# [Aim of the exercise]
Lines holding the word "type" in the material below: count them and write the number alone.

# [Data in this exercise]
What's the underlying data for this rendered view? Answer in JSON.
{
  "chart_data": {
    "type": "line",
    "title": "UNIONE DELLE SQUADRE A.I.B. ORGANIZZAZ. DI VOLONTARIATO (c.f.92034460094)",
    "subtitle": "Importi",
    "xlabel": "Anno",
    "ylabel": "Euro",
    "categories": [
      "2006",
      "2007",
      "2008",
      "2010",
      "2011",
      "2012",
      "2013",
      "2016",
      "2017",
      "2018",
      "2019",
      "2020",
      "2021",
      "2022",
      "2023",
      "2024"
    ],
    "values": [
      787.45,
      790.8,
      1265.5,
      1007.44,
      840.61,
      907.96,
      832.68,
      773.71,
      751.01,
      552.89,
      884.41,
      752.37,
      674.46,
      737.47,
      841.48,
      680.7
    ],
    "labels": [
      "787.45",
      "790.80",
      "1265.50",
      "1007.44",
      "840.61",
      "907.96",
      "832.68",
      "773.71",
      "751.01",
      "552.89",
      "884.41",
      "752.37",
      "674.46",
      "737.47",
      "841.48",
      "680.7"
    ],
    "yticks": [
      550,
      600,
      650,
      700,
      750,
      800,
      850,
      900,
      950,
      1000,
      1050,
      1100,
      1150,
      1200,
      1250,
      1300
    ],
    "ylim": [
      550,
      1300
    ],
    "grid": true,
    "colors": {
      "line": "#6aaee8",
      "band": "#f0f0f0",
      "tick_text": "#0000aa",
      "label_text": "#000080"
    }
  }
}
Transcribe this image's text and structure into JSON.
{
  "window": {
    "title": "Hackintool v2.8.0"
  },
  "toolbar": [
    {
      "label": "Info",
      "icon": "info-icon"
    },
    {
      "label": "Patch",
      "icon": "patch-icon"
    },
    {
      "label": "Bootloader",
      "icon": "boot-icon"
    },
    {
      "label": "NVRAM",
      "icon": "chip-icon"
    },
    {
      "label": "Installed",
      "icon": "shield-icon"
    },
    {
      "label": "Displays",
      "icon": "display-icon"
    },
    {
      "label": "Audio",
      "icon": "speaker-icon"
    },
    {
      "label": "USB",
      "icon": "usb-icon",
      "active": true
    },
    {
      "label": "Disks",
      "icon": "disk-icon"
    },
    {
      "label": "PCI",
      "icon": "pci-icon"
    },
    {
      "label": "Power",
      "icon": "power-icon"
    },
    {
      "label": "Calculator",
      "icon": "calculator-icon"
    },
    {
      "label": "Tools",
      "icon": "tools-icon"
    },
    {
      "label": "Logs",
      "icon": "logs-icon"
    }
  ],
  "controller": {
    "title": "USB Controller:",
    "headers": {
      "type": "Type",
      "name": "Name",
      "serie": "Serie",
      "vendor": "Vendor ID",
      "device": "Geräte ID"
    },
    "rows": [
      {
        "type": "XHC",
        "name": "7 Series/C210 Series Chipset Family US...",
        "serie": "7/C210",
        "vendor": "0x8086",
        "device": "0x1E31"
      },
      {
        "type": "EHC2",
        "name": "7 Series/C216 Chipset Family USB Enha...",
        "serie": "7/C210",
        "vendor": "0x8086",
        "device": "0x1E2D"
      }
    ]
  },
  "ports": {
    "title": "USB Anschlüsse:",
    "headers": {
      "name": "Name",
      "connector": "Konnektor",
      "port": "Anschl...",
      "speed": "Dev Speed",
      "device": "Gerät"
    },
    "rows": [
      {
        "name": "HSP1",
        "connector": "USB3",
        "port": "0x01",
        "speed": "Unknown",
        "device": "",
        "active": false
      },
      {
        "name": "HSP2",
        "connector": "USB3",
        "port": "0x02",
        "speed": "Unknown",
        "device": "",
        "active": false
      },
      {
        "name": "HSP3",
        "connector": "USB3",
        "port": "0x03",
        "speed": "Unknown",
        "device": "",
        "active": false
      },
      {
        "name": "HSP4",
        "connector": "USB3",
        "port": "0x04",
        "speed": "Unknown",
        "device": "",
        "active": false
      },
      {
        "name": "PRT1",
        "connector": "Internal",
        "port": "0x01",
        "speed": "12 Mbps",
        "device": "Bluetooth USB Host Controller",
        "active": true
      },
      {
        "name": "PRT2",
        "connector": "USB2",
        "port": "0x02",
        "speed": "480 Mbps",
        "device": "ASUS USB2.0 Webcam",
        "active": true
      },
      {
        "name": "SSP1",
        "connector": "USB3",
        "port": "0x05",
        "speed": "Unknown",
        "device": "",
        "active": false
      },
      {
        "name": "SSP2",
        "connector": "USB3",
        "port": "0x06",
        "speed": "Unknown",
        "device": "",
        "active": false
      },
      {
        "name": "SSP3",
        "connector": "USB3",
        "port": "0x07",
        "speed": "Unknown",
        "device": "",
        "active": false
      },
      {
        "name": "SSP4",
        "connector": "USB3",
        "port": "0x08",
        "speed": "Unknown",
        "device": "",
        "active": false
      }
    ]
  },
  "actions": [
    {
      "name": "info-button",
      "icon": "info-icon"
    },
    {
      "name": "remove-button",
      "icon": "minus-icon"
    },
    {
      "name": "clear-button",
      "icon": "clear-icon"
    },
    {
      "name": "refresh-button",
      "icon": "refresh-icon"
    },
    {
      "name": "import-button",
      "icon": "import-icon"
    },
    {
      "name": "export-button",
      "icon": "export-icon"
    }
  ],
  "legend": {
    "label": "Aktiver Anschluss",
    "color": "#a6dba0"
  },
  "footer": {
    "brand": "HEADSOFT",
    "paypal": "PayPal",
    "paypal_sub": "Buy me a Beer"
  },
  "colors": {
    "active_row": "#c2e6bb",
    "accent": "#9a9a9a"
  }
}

# [Written response]
4